■ WHAT TO PRODUCE
For the string "JSON", search the entries below and copy every line where it appears.

■ RECORDS FOR THIS EXERCISE
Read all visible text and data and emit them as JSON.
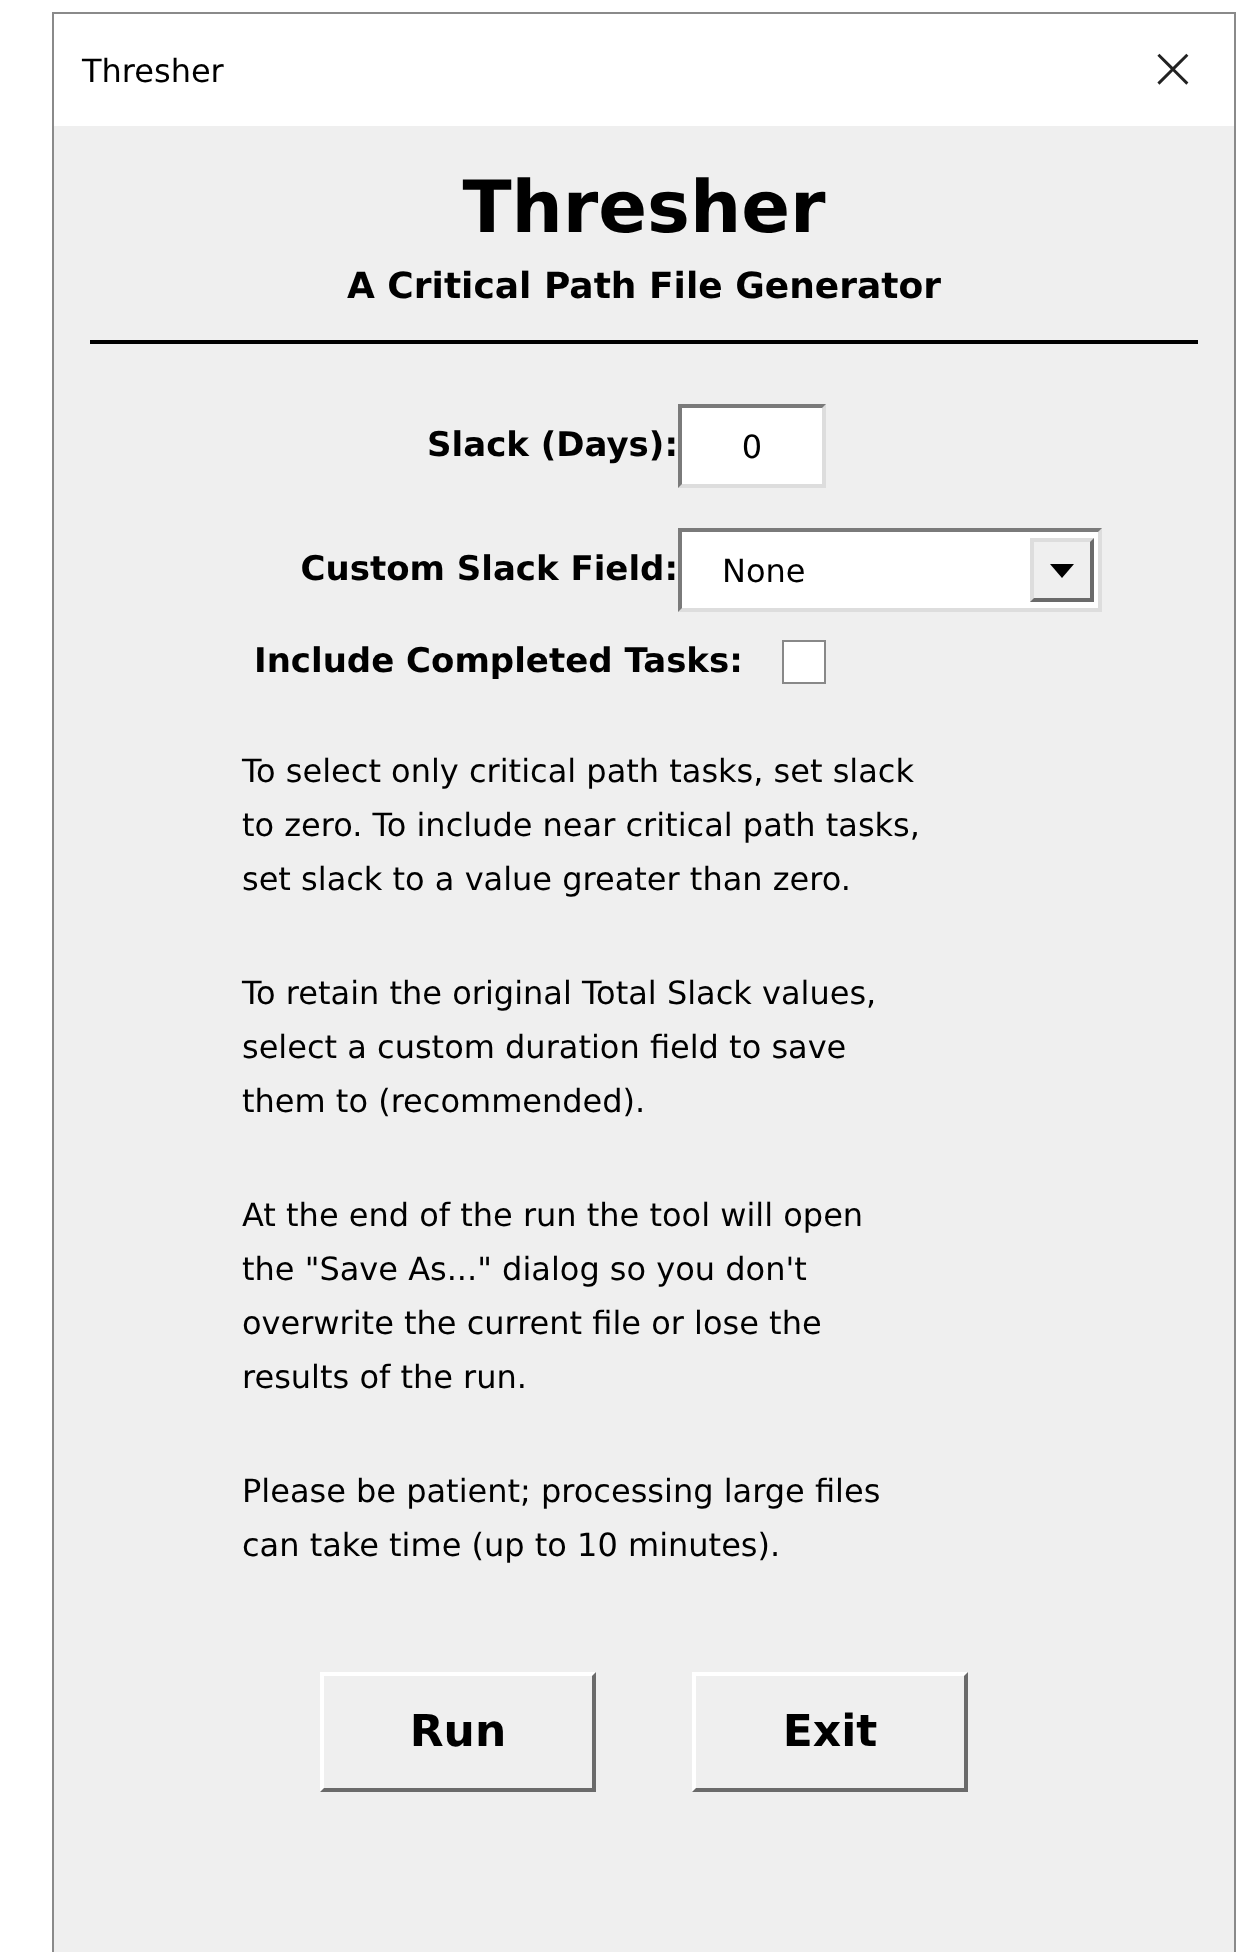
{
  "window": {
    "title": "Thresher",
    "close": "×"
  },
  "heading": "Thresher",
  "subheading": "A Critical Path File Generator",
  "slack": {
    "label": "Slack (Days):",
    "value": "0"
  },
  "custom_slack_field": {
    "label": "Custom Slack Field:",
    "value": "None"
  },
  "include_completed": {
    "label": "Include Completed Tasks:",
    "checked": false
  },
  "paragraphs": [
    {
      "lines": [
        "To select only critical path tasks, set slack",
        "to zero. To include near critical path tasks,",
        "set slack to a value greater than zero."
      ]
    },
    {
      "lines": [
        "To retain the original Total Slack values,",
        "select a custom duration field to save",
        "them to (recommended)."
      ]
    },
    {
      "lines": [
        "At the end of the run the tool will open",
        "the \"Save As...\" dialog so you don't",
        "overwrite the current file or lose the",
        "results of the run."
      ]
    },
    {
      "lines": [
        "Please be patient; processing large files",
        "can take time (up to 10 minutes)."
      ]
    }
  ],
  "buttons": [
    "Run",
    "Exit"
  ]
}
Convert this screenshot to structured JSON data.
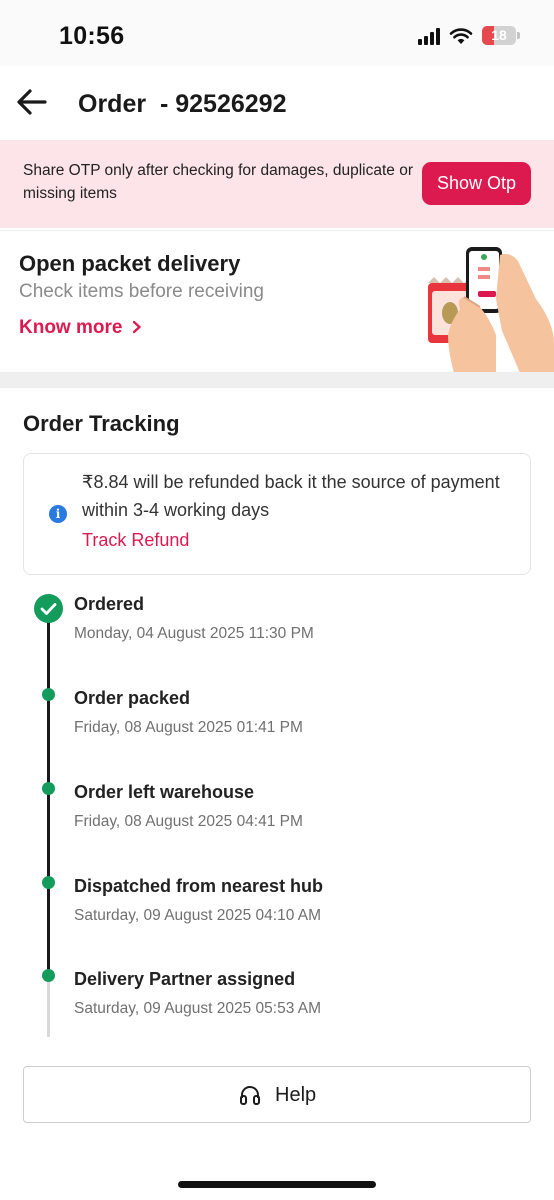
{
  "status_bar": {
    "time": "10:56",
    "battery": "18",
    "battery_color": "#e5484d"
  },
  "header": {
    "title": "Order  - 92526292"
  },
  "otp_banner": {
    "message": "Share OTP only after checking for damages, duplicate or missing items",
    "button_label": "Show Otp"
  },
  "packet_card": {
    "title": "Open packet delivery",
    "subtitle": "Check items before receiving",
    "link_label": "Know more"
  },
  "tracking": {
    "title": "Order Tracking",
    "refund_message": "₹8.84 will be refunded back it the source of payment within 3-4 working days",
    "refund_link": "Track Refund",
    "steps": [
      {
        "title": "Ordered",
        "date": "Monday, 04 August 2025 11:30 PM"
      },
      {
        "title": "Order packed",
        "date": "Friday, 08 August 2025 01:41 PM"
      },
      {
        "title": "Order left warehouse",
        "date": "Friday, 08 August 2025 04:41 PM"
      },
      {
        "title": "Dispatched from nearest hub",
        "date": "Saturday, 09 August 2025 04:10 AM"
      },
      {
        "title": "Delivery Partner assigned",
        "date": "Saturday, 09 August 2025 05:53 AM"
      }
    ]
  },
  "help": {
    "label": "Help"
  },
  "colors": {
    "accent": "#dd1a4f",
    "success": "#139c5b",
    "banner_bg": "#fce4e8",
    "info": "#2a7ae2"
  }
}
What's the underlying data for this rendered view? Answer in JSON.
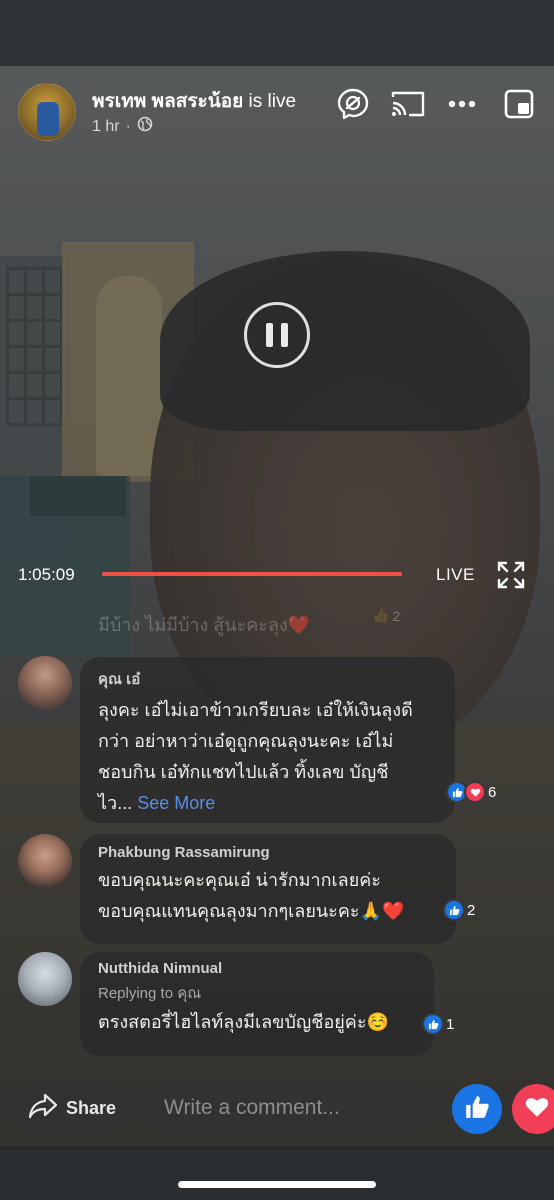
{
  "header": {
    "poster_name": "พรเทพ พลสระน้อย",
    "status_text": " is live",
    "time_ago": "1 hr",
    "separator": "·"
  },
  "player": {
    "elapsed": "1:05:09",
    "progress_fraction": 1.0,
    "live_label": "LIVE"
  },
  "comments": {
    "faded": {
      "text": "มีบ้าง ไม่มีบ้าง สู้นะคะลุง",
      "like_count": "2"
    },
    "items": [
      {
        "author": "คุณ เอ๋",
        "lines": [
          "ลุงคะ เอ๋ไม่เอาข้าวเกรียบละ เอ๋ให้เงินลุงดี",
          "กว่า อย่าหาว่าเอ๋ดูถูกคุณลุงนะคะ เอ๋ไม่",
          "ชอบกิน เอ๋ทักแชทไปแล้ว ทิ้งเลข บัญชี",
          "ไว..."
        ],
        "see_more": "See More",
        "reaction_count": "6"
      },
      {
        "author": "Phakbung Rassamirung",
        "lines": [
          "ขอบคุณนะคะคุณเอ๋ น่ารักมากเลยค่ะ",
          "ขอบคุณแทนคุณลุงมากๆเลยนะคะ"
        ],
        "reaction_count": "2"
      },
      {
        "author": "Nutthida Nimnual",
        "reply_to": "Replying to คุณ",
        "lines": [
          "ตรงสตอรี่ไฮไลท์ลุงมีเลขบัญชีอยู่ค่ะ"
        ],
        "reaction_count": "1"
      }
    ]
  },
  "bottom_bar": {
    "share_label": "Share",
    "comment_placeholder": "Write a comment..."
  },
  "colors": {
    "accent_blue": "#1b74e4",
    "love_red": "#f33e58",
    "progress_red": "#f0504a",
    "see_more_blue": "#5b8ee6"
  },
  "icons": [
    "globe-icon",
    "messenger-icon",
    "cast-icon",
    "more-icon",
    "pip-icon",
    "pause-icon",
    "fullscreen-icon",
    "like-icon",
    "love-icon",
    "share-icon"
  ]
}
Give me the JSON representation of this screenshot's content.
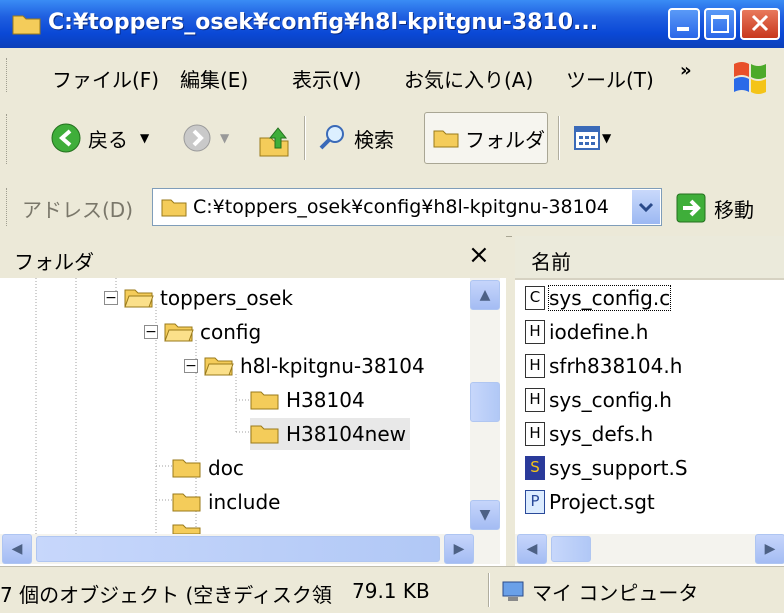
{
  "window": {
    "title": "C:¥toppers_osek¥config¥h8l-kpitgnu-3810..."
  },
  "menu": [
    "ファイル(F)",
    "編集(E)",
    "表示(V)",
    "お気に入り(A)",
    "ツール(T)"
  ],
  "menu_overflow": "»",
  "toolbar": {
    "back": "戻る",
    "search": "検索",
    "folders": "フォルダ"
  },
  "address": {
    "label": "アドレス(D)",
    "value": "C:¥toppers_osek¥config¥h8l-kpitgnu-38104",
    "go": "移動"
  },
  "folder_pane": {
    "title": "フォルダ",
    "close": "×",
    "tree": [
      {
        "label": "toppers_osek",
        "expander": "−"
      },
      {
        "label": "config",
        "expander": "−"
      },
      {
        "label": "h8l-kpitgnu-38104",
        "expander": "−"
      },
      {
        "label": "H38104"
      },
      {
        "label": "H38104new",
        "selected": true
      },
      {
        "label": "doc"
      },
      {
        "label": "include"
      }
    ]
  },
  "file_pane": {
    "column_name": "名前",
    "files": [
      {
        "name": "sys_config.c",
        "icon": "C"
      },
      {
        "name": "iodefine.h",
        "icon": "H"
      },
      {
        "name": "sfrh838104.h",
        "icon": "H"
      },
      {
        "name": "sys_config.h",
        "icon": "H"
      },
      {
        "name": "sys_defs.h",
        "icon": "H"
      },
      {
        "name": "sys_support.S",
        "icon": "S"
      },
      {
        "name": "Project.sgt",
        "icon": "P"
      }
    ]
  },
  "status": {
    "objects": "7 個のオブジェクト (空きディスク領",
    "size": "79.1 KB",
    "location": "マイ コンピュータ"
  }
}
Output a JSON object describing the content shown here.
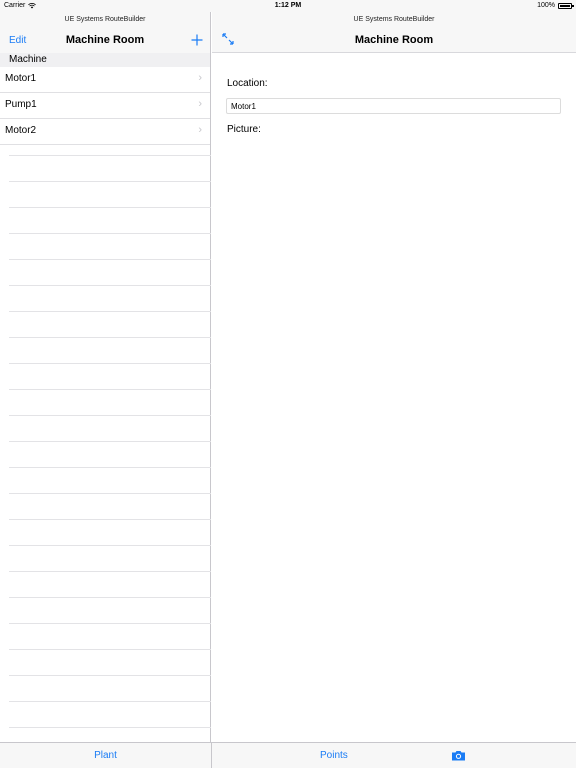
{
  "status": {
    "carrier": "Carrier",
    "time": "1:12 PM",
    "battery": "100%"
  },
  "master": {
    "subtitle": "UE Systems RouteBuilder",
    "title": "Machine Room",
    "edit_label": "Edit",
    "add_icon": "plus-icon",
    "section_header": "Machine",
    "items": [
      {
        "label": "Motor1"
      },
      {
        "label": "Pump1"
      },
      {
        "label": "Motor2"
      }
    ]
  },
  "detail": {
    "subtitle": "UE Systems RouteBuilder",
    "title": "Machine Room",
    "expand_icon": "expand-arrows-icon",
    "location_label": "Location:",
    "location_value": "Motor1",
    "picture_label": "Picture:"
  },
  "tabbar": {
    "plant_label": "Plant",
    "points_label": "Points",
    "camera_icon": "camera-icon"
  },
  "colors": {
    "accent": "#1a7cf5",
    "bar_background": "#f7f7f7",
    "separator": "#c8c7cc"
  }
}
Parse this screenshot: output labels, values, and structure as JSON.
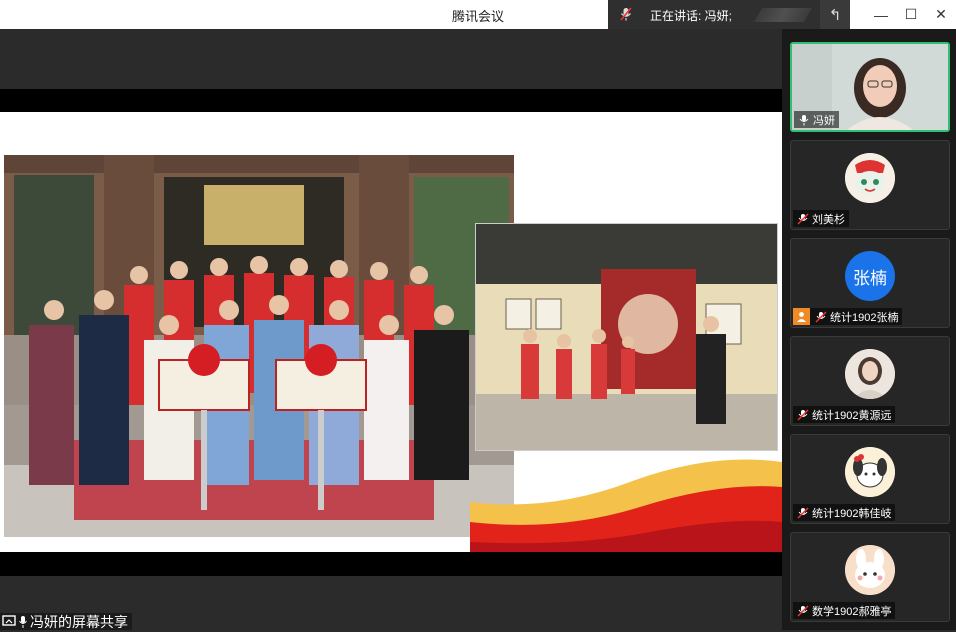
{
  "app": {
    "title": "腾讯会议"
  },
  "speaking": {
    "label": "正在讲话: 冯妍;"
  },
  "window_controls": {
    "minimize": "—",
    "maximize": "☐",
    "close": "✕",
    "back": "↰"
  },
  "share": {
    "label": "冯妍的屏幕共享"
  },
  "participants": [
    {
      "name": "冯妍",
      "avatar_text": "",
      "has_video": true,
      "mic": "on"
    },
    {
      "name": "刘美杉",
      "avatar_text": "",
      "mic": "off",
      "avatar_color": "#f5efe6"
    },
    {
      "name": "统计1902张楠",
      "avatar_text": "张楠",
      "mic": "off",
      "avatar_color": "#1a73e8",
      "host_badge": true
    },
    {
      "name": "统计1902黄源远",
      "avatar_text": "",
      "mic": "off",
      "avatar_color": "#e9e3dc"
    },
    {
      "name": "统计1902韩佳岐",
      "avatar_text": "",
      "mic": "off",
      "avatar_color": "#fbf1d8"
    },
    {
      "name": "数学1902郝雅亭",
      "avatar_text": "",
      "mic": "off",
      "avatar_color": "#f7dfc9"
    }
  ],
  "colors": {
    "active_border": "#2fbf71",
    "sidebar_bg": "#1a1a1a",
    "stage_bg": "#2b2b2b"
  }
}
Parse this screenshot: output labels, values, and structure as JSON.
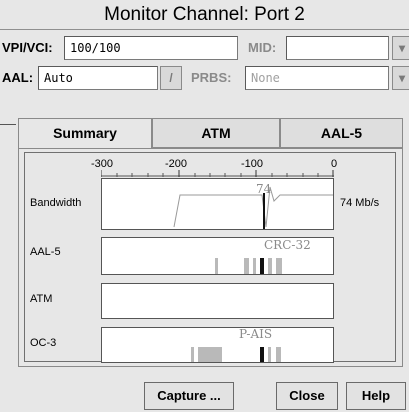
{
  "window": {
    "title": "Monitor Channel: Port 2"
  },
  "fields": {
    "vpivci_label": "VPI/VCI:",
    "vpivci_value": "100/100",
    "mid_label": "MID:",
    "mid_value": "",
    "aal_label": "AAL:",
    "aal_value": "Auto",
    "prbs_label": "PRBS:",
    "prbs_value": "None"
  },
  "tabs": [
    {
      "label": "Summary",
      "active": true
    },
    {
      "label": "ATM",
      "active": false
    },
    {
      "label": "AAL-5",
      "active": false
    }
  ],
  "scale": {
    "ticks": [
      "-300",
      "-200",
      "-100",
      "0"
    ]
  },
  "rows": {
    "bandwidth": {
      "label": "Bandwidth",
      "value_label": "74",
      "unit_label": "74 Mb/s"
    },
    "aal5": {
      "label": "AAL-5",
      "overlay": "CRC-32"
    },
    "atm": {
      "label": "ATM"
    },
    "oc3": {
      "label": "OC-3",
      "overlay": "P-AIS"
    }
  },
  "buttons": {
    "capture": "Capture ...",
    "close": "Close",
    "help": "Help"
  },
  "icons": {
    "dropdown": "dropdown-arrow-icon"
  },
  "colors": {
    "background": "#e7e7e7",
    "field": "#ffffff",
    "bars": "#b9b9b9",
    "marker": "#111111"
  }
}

■ ANSWER FOR THE TASK
Read all visible text and data and emit them as JSON.
Convert this screenshot to structured JSON data.
What's the underlying data for this rendered view? Answer in JSON.
Give me the JSON representation of this screenshot's content.
Output a JSON object describing the content shown here.
Parse this screenshot: output labels, values, and structure as JSON.
Parse this screenshot: output labels, values, and structure as JSON.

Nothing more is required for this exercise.